What do murder, microfinance, and black markets in reptiles have in common? They all featured as part of a panel called "Circulation in Times of Crisis" at the Australian Anthropology Society conference in Canberra from the 5th to 8th November. Convened by Heather Horst and Marta Rosales, this panel explored the relationships between flows and blockages of people, things, information, and media.
First up, Jolynna Sinanan (UCL) talked about the effects of the global financial crisis on women working in garment factories in Cambodia. The garment sector comprises 16% of Cambodia’s GDP, and is an important employer of women, who make long, daily commutes on open trucks rather than run the risks of running their own businesses. Jolynna argued that their preference for wage labour is at odds with development programs' encouragement of entrepreneurship as a path out of poverty. Crisis promotes a search for security.
Next, Alexia Maddox (Deakin University) discussed the global black market in reptiles, looking at twenty-seven countries.
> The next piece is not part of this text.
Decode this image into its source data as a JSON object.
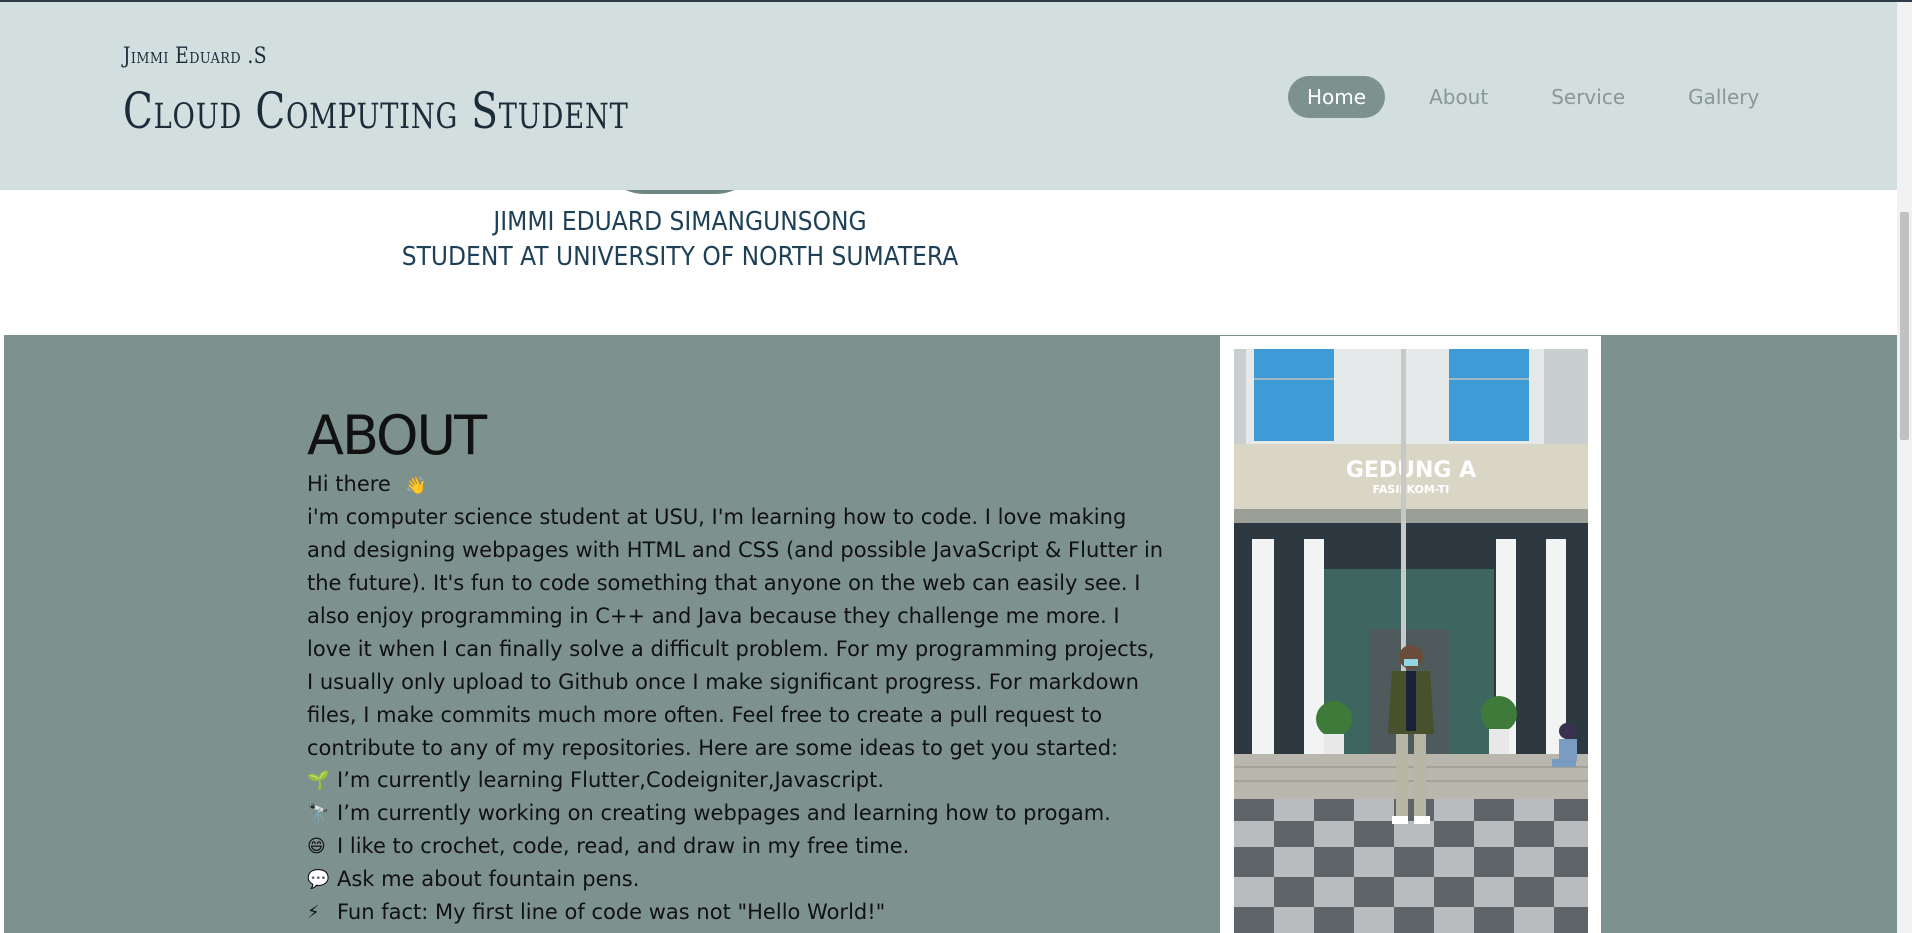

Focusing on what motivates the supply side (money and enthusiasm) and demand side (novelty, rarity, genetic representation), she described how she used a "social ecology approach" to understand the networks of circulation of exotic creatures. One particular example that stood out was the poison dart frog, which is coveted for its colourful appearance and application to warfare. The poison that it carries, and which is used to make poison darts, is dependent upon its diet, so when it is traded and removed from its environment it is no longer poisonous. This facilitates its trade as it reduces risk. The contradiction of the black market in exotic reptiles is that buyers purchase them because they are passionate about the animals, yet the majority die in transit, contributing to their endangerment.
My own paper addressed the introduction of mobile money to Haiti after the earthquake in January 2010. I discussed how mobile phones and cash are two powerful mobilizing agents because not only do they move themselves, they help other things overcome crucial barriers to circulation. Today, the vast majority of the world's population has access to both mobile phones and cash. This makes them possibly the most useful tools that we have today to overcome the constraints imposed by barriers to circulation, both during crises and in everyday life.
Marta Rosales's paper (ICS-UL) presented some of her recent research on people and objects circulating between Portugal and Brazil. In contrast to a common view of migration as profoundly transforming the lives of those who move, Rosales focused on people who migrate because they want to maintain their current way of life and fear that they will regress if they remain at home. The economic crisis in Portugal has been a powerful incentive for many to migrate with this intent. Carla, for example, is a young person who migrated to Brazil because:
"I could not move out. Every time I needed something like a book, or jeans or cords for my guitar I had to ask my parents for money. I realised I would never replicate my parents' standards of living if I stayed in Portugal. And they are not rich or anything, but the fact is our generation is condemned in Portugal. That's why I moved. I want to at least have a change of trying to do something with my life. In Portugal at the moment the chances are all pointing out to a strong degradation of middle class life conditions."
In Brazil, Carla found the conditions to live independently, working during the day and singing at night. Yet others who migrate find that their lives do not turn out as they expected. Circulation is complex, especially when initiated due to crisis.
Next up, Kerri-Anne Sheehy (University of Southern Queensland) discussed her work with a choir in Towoomba that includes migrant and non-migrant women. The choir was founded in 2006 in response to tensions involving local responses to an increased settlement of African refugees, including tensions between Aboriginal and Sudanese youth. It now has members from a range of countries, including the United Kingdom, South Korea, Japan, and India. Chorists learn to sing songs from around the world in numerous languages to put all members on the same level of having to learn new repertoires and skills. Members are not expected to be able to sing well; the core group "carries" the others. Kerri-Anne discussed how the choir is intended as "a happy, healing place" that allows members to express their emotions and form community.
Finally, Heather Horst (RMIT) presented ethnographic material on how Jamaicans use sound to cope with their anxiety about violence. Jamaica's sky-high crime rates have compelled people to fortify their houses, but creating "security" isn't just about installing bars. Jamaicans also use sound to establish a presence in absentia, turning on radios throughout their houses when they are going out. This way, the houses will seem occupied and are (they hope) less likely to be robbed. The "architecture of fear" therefore includes a range of aesthetic practices–visual, audial, tactile–with "an interplay between the various senses."
What can we conclude from this diverse range of papers? While the topic is an ambitiously large one, all the papers demonstrated how crisis is not just a failure or reduction of circulation, as we might conceptualize it if we focused solely on economic crisis. Rather, the people who appear in these stories put in an equal amount of effort to arrest the movement of people and things (such as preventing theft or settling in one place). Furthermore, people use a range of material and immaterial means to control whether things circulate, where they circulate, and for how long. When it comes to human emotions and preferences, increases in circulation are not always desirable.